Probiotics are beneficial bacteria that live in the digestive tract and play many important roles, including protecting against infection, boosting the immune system and assisting in digestion. A baby’s digestive tract is thought to be sterile before birth and colonized with beneficial bacteria by going through the birth canal and drinking breast milk. Babies born via C-section, formula fed or born to mothers who may have less healthy intestinal flora (for any number of reasons) usually benefit from taking probiotics.

The most common gastrointestinal disorders that lead to pediatric visits during the first six months are colic, acid reflux and constipation. All three of these may be helped with regular use of a children’s probiotic. Studies have shown that infants given a probiotic showed less crying and vomiting, and emptied their bowels more each day than the placebo group.

What you eat and your digestive state is what you’re giving your baby during lactation, so it’s important that mom gets plenty of probiotics as well. Some simple ways to get more probiotics into your diet including taking a supplement and eating fermented foods that are naturally high in healthy bacteria and help colonize the gut. Sauerkraut, kimchi, kefir, pickled vegetables and kombucha are all good choices, easy to include into a daily diet, and easy to find.

To further improve your baby’s digestion, try giving her a probiotic as well. While no adverse side effects have been shown when giving infants a probiotic, it is always best to check with your pediatrician and decide on a safe dose for your child. Powdered probiotics can be sprinkled on their tongue, put on your nipple right before feeding, or mixed into a bottle. Just a tiny pinch is usually enough for the first few months and can be gradually increased over time to about ¼ teaspoon once a day at about 3 months. Make sure you buy a brand specifically for children since their formulations will be different than those for adults, and check to make sure they are dairy and gluten free.

No matter how old your baby, always start off with a small dose and gradually increase it over time so their gut has time to adjust to the new bacteria.

Jacqueline Banks is a certified Holistic Health Counselor focused on nutrition and green living strategies.

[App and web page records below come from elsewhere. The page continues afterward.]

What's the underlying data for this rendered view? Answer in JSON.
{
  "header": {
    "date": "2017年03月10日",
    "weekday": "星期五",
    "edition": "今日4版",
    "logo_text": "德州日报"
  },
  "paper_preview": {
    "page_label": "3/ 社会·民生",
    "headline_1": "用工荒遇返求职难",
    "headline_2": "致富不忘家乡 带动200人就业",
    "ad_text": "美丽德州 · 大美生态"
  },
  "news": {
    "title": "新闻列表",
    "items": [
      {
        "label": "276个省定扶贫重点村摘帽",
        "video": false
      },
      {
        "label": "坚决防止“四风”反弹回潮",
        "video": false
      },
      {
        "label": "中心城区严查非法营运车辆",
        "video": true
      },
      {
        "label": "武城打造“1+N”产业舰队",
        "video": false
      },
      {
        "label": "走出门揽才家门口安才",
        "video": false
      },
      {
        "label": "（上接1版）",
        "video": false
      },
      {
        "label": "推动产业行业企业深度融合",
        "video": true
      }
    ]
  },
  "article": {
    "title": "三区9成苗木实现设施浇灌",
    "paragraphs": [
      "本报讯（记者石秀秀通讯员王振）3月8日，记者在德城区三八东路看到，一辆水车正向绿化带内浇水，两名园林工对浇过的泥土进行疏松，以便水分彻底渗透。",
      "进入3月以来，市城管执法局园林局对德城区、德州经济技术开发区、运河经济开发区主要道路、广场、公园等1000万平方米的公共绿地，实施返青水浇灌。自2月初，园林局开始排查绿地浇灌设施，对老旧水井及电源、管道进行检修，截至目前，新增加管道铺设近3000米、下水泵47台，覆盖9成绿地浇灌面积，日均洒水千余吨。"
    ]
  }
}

She works with women in all stages of motherhood, from mothers struggling with conception, through pregnancy, lactation and beyond to ensure the best health and nutrition for both mother and baby.